Shakespeare, who died 400 years ago this year, when, incidentally, this University was already over 200 years old, wrote “truth, reason and love keep little company together nowadays”. I cannot help feeling that this is apposite today when we consider the political landscape on both sides of the Atlantic. Political rhetoric has descended into trading fear and prejudice, pedaling half-truths, building walls, both real and virtual, and repelling those who happen to be different. Over 50 years ago Martin Luther King spoke powerfully when he said: “I have a dream that my four little children will one day live in a nation where they will not be judged by the colour of their skin but by the content of their character.” Today we can substitute skin color with ethnicity, religion, gender, sexual orientation…
Now, I am optimistic that things will change, and the reason I am an optimist is staring me in the face. Namely, you. You have had the privilege of studying at one of the world’s great universities. You arrived as a unique individual and you graduate with fundamentally the same unique character, embellished, refined, matured, stretched, knowing the difference between truth and lies, making decisions based on the evidence, challenging prejudice and bigotry, knowing that life is not black and white, respecting others and judging people by the content of their character. Make truth, reason and love your priorities. You can change the world. And never forget to vote.
Now as good mathematicians and economists you know what truth is.
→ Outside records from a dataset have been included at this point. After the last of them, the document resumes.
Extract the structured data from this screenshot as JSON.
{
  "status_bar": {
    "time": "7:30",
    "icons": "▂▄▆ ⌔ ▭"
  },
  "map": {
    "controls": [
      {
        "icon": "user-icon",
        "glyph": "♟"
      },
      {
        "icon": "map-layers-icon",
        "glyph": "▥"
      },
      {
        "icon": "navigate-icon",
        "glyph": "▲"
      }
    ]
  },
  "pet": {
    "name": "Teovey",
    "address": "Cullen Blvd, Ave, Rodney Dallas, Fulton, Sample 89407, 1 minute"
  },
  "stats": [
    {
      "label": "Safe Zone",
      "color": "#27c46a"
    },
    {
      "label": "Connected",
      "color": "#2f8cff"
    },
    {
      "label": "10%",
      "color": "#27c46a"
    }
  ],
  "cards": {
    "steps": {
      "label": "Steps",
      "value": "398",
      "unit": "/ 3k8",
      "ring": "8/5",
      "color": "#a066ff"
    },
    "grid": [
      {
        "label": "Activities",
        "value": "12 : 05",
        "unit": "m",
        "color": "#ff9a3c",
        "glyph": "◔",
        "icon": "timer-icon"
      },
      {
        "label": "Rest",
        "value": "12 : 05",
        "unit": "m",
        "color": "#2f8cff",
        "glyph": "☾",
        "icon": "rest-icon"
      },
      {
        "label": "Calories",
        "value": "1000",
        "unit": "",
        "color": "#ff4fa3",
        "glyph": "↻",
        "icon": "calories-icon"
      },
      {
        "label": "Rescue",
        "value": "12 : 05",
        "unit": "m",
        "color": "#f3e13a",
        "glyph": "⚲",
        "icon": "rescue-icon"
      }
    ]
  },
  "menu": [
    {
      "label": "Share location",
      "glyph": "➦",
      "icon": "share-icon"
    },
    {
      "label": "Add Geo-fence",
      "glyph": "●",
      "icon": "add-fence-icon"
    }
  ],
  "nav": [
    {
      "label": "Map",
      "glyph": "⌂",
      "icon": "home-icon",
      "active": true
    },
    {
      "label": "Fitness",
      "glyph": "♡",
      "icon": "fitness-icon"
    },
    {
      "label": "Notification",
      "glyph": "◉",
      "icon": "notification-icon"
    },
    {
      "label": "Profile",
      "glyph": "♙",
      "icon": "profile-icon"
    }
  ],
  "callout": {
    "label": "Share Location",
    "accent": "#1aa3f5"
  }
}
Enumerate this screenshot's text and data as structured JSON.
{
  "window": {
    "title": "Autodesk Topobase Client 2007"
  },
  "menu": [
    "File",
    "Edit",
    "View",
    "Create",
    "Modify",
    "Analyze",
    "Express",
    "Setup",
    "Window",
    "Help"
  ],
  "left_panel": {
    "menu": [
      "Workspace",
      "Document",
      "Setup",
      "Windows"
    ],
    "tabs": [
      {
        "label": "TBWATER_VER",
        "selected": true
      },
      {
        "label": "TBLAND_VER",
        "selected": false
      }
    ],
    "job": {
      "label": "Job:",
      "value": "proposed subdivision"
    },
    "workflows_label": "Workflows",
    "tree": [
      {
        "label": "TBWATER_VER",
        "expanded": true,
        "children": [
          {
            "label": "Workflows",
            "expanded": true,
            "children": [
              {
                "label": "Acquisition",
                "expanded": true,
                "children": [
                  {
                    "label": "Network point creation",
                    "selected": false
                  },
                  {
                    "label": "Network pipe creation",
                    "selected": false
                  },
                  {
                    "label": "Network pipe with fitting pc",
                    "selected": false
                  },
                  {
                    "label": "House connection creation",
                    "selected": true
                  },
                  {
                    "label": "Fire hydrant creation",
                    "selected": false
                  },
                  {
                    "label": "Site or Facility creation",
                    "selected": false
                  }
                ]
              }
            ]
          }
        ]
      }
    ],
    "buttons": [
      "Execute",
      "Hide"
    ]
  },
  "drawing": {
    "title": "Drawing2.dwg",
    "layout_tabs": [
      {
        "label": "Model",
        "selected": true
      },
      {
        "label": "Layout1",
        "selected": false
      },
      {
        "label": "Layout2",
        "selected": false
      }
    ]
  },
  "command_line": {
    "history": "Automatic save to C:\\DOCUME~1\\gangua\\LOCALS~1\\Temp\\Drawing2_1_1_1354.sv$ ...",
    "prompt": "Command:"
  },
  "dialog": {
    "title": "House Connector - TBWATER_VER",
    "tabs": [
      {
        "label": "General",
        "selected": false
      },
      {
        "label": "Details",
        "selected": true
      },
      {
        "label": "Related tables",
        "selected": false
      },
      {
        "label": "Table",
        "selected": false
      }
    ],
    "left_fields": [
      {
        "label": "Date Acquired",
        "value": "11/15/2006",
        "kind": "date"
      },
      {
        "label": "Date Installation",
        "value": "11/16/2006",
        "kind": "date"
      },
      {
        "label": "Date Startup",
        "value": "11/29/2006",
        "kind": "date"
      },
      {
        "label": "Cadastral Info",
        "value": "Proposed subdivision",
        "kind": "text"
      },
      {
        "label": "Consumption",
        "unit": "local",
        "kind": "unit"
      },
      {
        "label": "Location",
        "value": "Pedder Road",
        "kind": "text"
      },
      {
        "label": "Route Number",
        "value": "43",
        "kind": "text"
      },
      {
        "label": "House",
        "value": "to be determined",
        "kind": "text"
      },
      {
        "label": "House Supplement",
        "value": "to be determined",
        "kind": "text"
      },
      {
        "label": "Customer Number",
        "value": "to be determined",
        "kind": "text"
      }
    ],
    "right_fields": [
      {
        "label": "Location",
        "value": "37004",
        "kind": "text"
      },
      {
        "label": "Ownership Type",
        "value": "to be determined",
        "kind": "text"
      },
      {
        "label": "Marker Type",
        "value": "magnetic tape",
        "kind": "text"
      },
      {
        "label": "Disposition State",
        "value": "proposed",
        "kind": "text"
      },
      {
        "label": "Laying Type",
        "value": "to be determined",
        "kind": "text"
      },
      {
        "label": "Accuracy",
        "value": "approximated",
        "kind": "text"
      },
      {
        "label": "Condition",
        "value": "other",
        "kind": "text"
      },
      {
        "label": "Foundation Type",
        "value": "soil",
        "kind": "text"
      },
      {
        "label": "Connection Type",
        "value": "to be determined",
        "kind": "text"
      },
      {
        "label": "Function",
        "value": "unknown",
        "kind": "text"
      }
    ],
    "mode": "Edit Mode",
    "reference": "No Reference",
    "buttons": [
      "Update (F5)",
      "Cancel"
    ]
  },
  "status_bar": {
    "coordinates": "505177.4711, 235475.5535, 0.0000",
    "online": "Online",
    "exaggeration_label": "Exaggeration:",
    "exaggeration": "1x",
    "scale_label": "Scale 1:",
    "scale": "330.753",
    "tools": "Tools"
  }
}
A group of students was posed the question: “What is two times two?” The physicist wrote a computer program and announced: “It lies between 3.98 and 4.02.” The philosopher asked: “But what do you mean by ‘two times two’?” The sociologist replied: “I don’t know, but it was nice talking about it.” The mathematician replied: “I don’t know the answer, but I can prove that an answer exists.” Finally, the economist replies: “What do you need it to equal?”
I should now send you off with a few tips for life, and these come from a dear American friend who lost her battle against cancer earlier this year. She led a fulfilled life that was full of laughter, generosity and grace and she was wont to say things like:
“Try to have at least one moment every day where you are perfectly content. Find those moments in your lives, and celebrate them.”
“Second, travel. Save your money, and go somewhere you’ve always wanted to go. If you have a friend a long way away, go see them. Don’t wait.”
“Third, accept the challenges you’re given, the crosses you bear. Be strong and courageous. Be full of grace.”
“Fourth, drink champagne, but not too much. If you have a favourite coat, wear it often. If you get the chance to buy an old Saab, don’t hesitate.”
“Finally, cultivate your family and friends. If a garden is to stay beautiful, it needs to be tended often. Friends are the same way.”
So, with your lives ahead of you, seize every opportunity that comes your way, strive for excellence in all things, abhor mediocrity, and be sure to have fun on your journey.
We have loved having you.
Now, go celebrate!
Photo caption (from left): Professor Verity Brown (VP Enterprise & Engagement), Dr Anne Mullen (VP International), Derek Watson (Quaestor & Factor and Acting CEO), The Rt Hon Lord Campbell of Pittenweem (Chancellor), Professor Garry Taylor (Acting Principal & Vice-Chancellor), Professor Derek Woollins (VP Research & Provost), Professor Lorna Milne (VP [Proctor]) and Alastair Merrill (VP Governance & Planning)